Available data:
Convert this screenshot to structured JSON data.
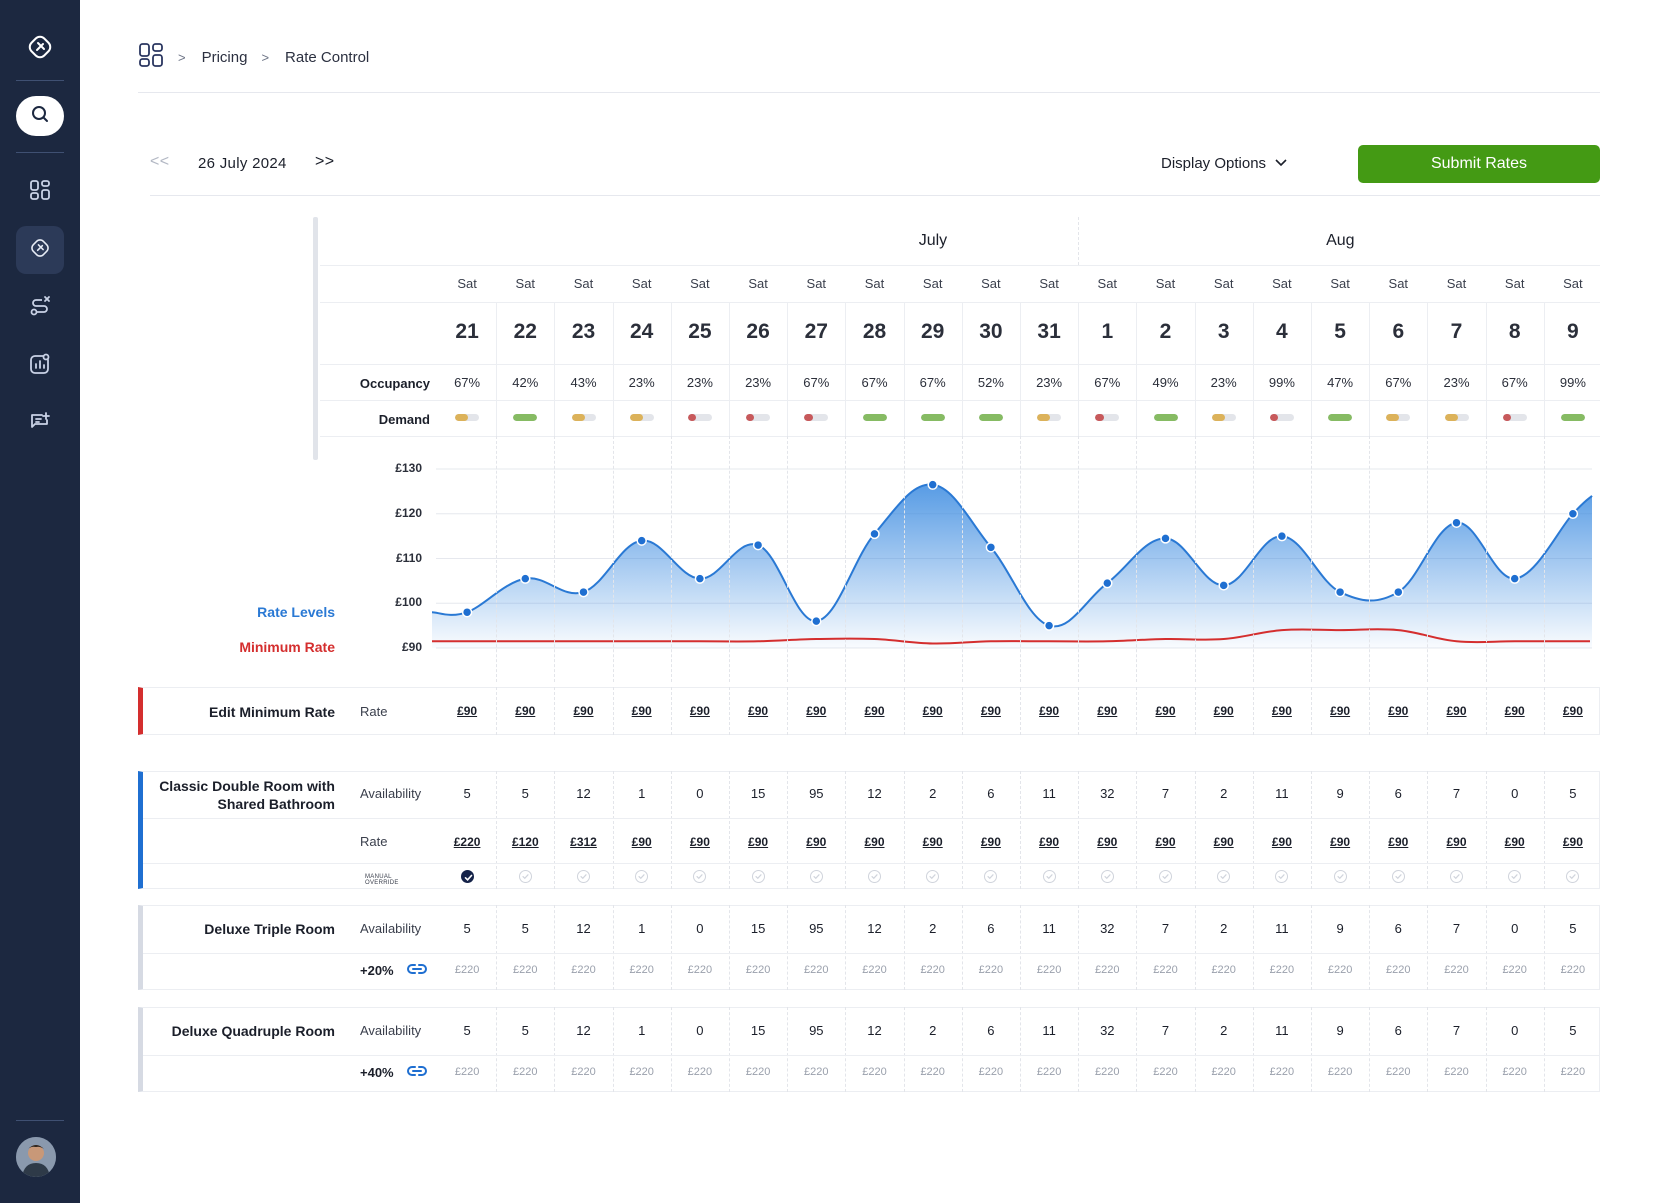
{
  "breadcrumb": {
    "items": [
      "Pricing",
      "Rate Control"
    ]
  },
  "toolbar": {
    "date": "26 July 2024",
    "prev_label": "< <",
    "next_label": "> >",
    "display_options": "Display Options",
    "submit": "Submit Rates"
  },
  "colors": {
    "accent": "#449a14",
    "sidebar": "#1c2840",
    "rate_line": "#2a79d4",
    "min_line": "#d42e2e",
    "demand_low": "#c7595b",
    "demand_mid": "#dcb25a",
    "demand_high": "#86bb63"
  },
  "months": [
    "July",
    "Aug"
  ],
  "labels": {
    "occupancy": "Occupancy",
    "demand": "Demand",
    "rate_levels": "Rate Levels",
    "minimum_rate": "Minimum Rate"
  },
  "days": [
    {
      "dow": "Sat",
      "day": "21",
      "occ": "67%",
      "demand": "mid"
    },
    {
      "dow": "Sat",
      "day": "22",
      "occ": "42%",
      "demand": "high"
    },
    {
      "dow": "Sat",
      "day": "23",
      "occ": "43%",
      "demand": "mid"
    },
    {
      "dow": "Sat",
      "day": "24",
      "occ": "23%",
      "demand": "mid"
    },
    {
      "dow": "Sat",
      "day": "25",
      "occ": "23%",
      "demand": "low"
    },
    {
      "dow": "Sat",
      "day": "26",
      "occ": "23%",
      "demand": "low"
    },
    {
      "dow": "Sat",
      "day": "27",
      "occ": "67%",
      "demand": "low"
    },
    {
      "dow": "Sat",
      "day": "28",
      "occ": "67%",
      "demand": "high"
    },
    {
      "dow": "Sat",
      "day": "29",
      "occ": "67%",
      "demand": "high"
    },
    {
      "dow": "Sat",
      "day": "30",
      "occ": "52%",
      "demand": "high"
    },
    {
      "dow": "Sat",
      "day": "31",
      "occ": "23%",
      "demand": "mid"
    },
    {
      "dow": "Sat",
      "day": "1",
      "occ": "67%",
      "demand": "low"
    },
    {
      "dow": "Sat",
      "day": "2",
      "occ": "49%",
      "demand": "high"
    },
    {
      "dow": "Sat",
      "day": "3",
      "occ": "23%",
      "demand": "mid"
    },
    {
      "dow": "Sat",
      "day": "4",
      "occ": "99%",
      "demand": "low"
    },
    {
      "dow": "Sat",
      "day": "5",
      "occ": "47%",
      "demand": "high"
    },
    {
      "dow": "Sat",
      "day": "6",
      "occ": "67%",
      "demand": "mid"
    },
    {
      "dow": "Sat",
      "day": "7",
      "occ": "23%",
      "demand": "mid"
    },
    {
      "dow": "Sat",
      "day": "8",
      "occ": "67%",
      "demand": "low"
    },
    {
      "dow": "Sat",
      "day": "9",
      "occ": "99%",
      "demand": "high"
    }
  ],
  "chart_data": {
    "type": "area",
    "x": [
      "21",
      "22",
      "23",
      "24",
      "25",
      "26",
      "27",
      "28",
      "29",
      "30",
      "31",
      "1",
      "2",
      "3",
      "4",
      "5",
      "6",
      "7",
      "8",
      "9"
    ],
    "y_ticks": [
      "£130",
      "£120",
      "£110",
      "£100",
      "£90"
    ],
    "ylim": [
      90,
      130
    ],
    "series": [
      {
        "name": "Rate Levels",
        "values": [
          98,
          105.5,
          102.5,
          114,
          105.5,
          113,
          96,
          115.5,
          126.5,
          112.5,
          95,
          104.5,
          114.5,
          104,
          115,
          102.5,
          102.5,
          118,
          105.5,
          120
        ]
      },
      {
        "name": "Minimum Rate",
        "values": [
          91.5,
          91.5,
          91.5,
          91.5,
          91.5,
          91.5,
          92,
          92,
          91,
          91.5,
          91.5,
          91.5,
          92,
          92,
          94,
          94,
          94,
          91.5,
          91.5,
          91.5
        ]
      }
    ]
  },
  "min_rate": {
    "title": "Edit Minimum Rate",
    "sub": "Rate",
    "values": [
      "£90",
      "£90",
      "£90",
      "£90",
      "£90",
      "£90",
      "£90",
      "£90",
      "£90",
      "£90",
      "£90",
      "£90",
      "£90",
      "£90",
      "£90",
      "£90",
      "£90",
      "£90",
      "£90",
      "£90"
    ]
  },
  "rooms": [
    {
      "title_line1": "Classic Double Room with",
      "title_line2": "Shared Bathroom",
      "availability_label": "Availability",
      "rate_label": "Rate",
      "override_label": "MANUAL OVERRIDE",
      "availability": [
        "5",
        "5",
        "12",
        "1",
        "0",
        "15",
        "95",
        "12",
        "2",
        "6",
        "11",
        "32",
        "7",
        "2",
        "11",
        "9",
        "6",
        "7",
        "0",
        "5"
      ],
      "rates": [
        "£220",
        "£120",
        "£312",
        "£90",
        "£90",
        "£90",
        "£90",
        "£90",
        "£90",
        "£90",
        "£90",
        "£90",
        "£90",
        "£90",
        "£90",
        "£90",
        "£90",
        "£90",
        "£90",
        "£90"
      ],
      "override": [
        true,
        false,
        false,
        false,
        false,
        false,
        false,
        false,
        false,
        false,
        false,
        false,
        false,
        false,
        false,
        false,
        false,
        false,
        false,
        false
      ]
    },
    {
      "title": "Deluxe Triple Room",
      "availability_label": "Availability",
      "adjustment": "+20%",
      "availability": [
        "5",
        "5",
        "12",
        "1",
        "0",
        "15",
        "95",
        "12",
        "2",
        "6",
        "11",
        "32",
        "7",
        "2",
        "11",
        "9",
        "6",
        "7",
        "0",
        "5"
      ],
      "rates": [
        "£220",
        "£220",
        "£220",
        "£220",
        "£220",
        "£220",
        "£220",
        "£220",
        "£220",
        "£220",
        "£220",
        "£220",
        "£220",
        "£220",
        "£220",
        "£220",
        "£220",
        "£220",
        "£220",
        "£220"
      ]
    },
    {
      "title": "Deluxe Quadruple Room",
      "availability_label": "Availability",
      "adjustment": "+40%",
      "availability": [
        "5",
        "5",
        "12",
        "1",
        "0",
        "15",
        "95",
        "12",
        "2",
        "6",
        "11",
        "32",
        "7",
        "2",
        "11",
        "9",
        "6",
        "7",
        "0",
        "5"
      ],
      "rates": [
        "£220",
        "£220",
        "£220",
        "£220",
        "£220",
        "£220",
        "£220",
        "£220",
        "£220",
        "£220",
        "£220",
        "£220",
        "£220",
        "£220",
        "£220",
        "£220",
        "£220",
        "£220",
        "£220",
        "£220"
      ]
    }
  ]
}
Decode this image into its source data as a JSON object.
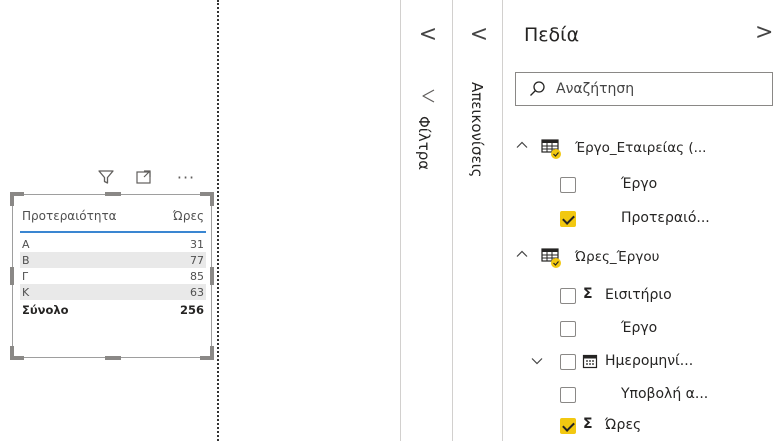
{
  "visual_header": {
    "filter_icon": "filter-icon",
    "focus_icon": "focus-mode-icon",
    "more_icon": "more-options-icon",
    "more_label": "···"
  },
  "table_visual": {
    "columns": [
      "Προτεραιότητα",
      "Ώρες"
    ],
    "rows": [
      {
        "priority": "A",
        "hours": "31"
      },
      {
        "priority": "B",
        "hours": "77"
      },
      {
        "priority": "Γ",
        "hours": "85"
      },
      {
        "priority": "K",
        "hours": "63"
      }
    ],
    "total_label": "Σύνολο",
    "total_value": "256"
  },
  "filters_pane": {
    "collapse_glyph": "<",
    "title": "Φίλτρα",
    "icon": "filter-pane-icon"
  },
  "visualizations_pane": {
    "collapse_glyph": "<",
    "title": "Απεικονίσεις"
  },
  "fields_pane": {
    "title": "Πεδία",
    "next_glyph": ">",
    "search_placeholder": "Αναζήτηση",
    "accent_color": "#f2c811",
    "tables": [
      {
        "name": "Έργο_Εταιρείας (...",
        "expanded": true,
        "fields": [
          {
            "label": "Έργο",
            "checked": false,
            "type": ""
          },
          {
            "label": "Προτεραιό...",
            "checked": true,
            "type": ""
          }
        ]
      },
      {
        "name": "Ώρες_Έργου",
        "expanded": true,
        "fields": [
          {
            "label": "Εισιτήριο",
            "checked": false,
            "type": "Σ"
          },
          {
            "label": "Έργο",
            "checked": false,
            "type": ""
          },
          {
            "label": "Ημερομηνί...",
            "checked": false,
            "type": "calendar",
            "collapsible": true
          },
          {
            "label": "Υποβολή α...",
            "checked": false,
            "type": ""
          },
          {
            "label": "Ώρες",
            "checked": true,
            "type": "Σ"
          }
        ]
      }
    ]
  }
}
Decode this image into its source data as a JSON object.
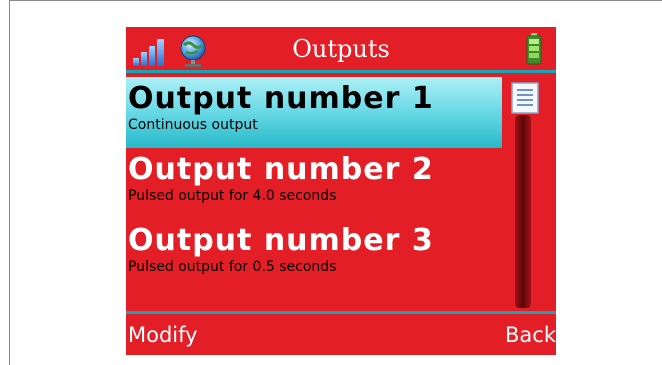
{
  "header": {
    "title": "Outputs",
    "icons": [
      "signal-strength-icon",
      "globe-icon",
      "battery-icon"
    ]
  },
  "outputs": [
    {
      "name": "Output number 1",
      "description": "Continuous output",
      "selected": true
    },
    {
      "name": "Output number 2",
      "description": "Pulsed output for 4.0 seconds",
      "selected": false
    },
    {
      "name": "Output number 3",
      "description": "Pulsed output for 0.5 seconds",
      "selected": false
    }
  ],
  "softkeys": {
    "left": "Modify",
    "right": "Back"
  },
  "colors": {
    "background": "#e31e27",
    "accent": "#1aa3b5",
    "selection": "#6fdbe8",
    "text": "#ffffff"
  }
}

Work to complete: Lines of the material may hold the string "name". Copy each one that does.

Solution:
        "name": "Rate Levels",
        "name": "Minimum Rate",
        "name": "Έργο_Εταιρείας (...",
        "name": "Ώρες_Έργου",
      "name": "Output number 1",
      "name": "Output number 2",
      "name": "Output number 3",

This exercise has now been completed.